The Egyptian Ministry of Antiquities has announced new archaeological discoveries in Luxor, highlighted by a remarkable “industrial zone” in which workers manufactured items for royal tombs. Read More >>

animals
Unprecedented Video Shows Pigs Using Tools

Pigs may never fly, but they’re capable of using tools, as fascinating new research demonstrates. Read More >>

science
Humans Have a ‘Salamander-Like’ Ability to Regenerate Damaged Body Parts, Study Finds

Salamanders are renowned for their regenerative capabilities, such as growing back entire limbs. We can’t pull off this biological trick, but new research highlights a previously unknown regenerative ability in humans – one held over from our evolutionary past. Read More >>

Palaeontology
How the Last Woolly Mammoths Met Their Demise on a Remote Arctic Island

The last mammoths to stomp on Earth lived on Wrangel Island in the Arctic Ocean. This isolated population lived for thousands of years after most mammoths were gone, but when extinction finally came, it happened quickly. New evidence may finally explain what happened to these stubborn holdouts. Read More >>

science
You’ve Heard of Water Bears, but How About These Ancient Mould Pigs?

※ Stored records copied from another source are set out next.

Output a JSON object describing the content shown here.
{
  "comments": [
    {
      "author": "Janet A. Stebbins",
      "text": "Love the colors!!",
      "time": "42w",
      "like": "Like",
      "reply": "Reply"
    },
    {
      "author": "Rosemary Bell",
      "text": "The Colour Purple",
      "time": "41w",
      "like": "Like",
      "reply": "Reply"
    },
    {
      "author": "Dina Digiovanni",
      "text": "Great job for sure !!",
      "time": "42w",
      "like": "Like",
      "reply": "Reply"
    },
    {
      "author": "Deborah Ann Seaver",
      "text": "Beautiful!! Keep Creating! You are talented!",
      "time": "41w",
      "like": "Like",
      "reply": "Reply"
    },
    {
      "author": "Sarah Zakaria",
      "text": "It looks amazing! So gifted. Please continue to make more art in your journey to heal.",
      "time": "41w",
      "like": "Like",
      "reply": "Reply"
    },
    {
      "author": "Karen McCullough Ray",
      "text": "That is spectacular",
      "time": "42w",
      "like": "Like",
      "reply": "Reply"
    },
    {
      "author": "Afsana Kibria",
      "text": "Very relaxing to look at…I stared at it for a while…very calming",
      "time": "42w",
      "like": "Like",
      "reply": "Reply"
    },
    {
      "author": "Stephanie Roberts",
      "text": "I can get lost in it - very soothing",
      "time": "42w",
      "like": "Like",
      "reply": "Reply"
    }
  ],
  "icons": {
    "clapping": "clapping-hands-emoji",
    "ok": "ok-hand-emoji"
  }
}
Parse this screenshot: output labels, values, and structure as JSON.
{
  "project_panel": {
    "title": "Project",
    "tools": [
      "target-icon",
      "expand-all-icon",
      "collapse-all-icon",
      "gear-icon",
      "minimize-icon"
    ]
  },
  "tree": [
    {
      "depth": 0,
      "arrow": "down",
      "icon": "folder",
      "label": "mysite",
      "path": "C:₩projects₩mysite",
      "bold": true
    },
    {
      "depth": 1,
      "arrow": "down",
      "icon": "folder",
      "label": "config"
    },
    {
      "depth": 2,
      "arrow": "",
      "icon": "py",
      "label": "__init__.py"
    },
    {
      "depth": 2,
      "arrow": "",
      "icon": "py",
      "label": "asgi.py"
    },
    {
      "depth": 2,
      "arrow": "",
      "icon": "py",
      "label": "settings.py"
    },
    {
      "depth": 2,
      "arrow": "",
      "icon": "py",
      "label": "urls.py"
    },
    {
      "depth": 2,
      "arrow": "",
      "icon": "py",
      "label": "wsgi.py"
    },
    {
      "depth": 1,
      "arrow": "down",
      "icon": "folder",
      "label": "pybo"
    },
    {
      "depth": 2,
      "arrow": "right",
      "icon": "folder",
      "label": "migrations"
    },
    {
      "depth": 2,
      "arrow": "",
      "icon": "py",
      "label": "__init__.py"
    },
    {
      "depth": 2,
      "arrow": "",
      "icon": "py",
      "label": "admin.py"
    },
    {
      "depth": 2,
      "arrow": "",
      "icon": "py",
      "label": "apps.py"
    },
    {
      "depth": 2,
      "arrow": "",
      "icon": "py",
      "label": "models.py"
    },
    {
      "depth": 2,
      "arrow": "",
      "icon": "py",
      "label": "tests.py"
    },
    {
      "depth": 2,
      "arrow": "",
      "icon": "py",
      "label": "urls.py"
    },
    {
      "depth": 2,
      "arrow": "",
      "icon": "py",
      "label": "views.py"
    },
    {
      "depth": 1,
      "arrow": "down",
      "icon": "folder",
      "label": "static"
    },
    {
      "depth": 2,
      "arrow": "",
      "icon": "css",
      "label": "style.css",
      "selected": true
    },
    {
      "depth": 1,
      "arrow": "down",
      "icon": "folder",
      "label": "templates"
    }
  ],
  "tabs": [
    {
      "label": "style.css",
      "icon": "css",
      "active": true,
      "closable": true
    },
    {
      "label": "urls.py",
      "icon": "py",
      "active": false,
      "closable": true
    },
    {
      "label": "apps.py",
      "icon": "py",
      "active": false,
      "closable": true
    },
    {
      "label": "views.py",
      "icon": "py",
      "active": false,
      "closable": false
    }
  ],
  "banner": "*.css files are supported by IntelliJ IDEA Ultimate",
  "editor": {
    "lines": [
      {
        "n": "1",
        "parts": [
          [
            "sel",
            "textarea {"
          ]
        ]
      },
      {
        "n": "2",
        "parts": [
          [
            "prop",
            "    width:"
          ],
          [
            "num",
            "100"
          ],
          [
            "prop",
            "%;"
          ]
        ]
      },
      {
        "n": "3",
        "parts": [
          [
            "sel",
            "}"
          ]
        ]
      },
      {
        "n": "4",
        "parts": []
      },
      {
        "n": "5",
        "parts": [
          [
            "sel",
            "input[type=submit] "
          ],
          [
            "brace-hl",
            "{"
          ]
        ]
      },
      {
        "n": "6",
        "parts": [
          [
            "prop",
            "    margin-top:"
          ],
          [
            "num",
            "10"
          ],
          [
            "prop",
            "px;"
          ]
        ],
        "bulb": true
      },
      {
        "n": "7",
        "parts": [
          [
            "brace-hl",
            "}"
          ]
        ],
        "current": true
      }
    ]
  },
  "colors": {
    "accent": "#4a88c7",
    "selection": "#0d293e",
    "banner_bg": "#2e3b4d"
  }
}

An analysis of 30-million-year-old amber has resulted in the discovery of a previously unknown microscopic creature from the Cenozoic period. Bearing a resemblance to tardigrades (aka water bears), these now-extinct “mould pigs,” as they’ve been dubbed, are unlike anything seen before. Read More >>

science
Study: Nuclear War Between India and Pakistan Would Trigger Global Starvation

In addition to killing as many as 125 million people, a nuclear exchange between India and Pakistan would unleash mass starvation around the world due to the ensuing climate impacts, according to a disturbing new study. Read More >>

archaeology
Ruins of 5,000-Year-Old Megalopolis Uncovered in Israel

Archaeologists working in northern Israel have discovered the remnants of an Early Bronze Age city that boasted some 6,000 inhabitants, in a find that’s dramatically altering conceptions of the region’s ancient past. Read More >>

science
Rodents With Part-Human Brains Pose a New Challenge for Bioethics

Rapid progress in research involving miniature human brains grown in a dish has led to a host of ethical concerns, particularly when these human brain cells are transplanted into nonhuman animals. A new paper evaluates the potential risks of creating “humanised” animals, while providing a pathway for scientists to move forward in this important area. Read More >>